AIM OF THE EXERCISE:
Identify every line in the records below that contains the word "Simple", and copy each of those lines.

======== DATA RECORDS

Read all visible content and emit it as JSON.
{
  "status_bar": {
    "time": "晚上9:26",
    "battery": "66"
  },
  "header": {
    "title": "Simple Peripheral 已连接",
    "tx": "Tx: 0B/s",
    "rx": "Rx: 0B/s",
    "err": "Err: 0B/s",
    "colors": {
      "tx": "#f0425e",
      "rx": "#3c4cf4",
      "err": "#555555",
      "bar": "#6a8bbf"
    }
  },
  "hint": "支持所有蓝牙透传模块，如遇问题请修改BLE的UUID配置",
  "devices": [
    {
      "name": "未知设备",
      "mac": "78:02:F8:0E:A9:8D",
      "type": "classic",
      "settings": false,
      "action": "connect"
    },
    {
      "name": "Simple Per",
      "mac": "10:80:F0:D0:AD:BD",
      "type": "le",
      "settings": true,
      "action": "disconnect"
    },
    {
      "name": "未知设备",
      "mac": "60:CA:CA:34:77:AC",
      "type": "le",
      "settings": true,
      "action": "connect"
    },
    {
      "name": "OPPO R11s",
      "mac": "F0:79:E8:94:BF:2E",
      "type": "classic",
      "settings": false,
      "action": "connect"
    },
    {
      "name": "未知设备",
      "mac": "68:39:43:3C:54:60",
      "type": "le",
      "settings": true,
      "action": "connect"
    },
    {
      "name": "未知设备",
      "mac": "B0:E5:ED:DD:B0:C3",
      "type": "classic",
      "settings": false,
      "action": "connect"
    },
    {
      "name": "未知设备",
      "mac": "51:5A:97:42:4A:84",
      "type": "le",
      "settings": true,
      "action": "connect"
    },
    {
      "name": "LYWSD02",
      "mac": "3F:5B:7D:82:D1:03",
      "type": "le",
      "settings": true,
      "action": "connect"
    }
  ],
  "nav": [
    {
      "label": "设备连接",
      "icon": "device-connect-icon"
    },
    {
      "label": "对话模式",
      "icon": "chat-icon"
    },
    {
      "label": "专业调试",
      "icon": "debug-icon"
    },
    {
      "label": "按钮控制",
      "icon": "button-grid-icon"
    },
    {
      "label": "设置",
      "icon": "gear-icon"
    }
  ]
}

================

EXERCISE RESULT:
    "title": "Simple Peripheral 已连接",
      "name": "Simple Per",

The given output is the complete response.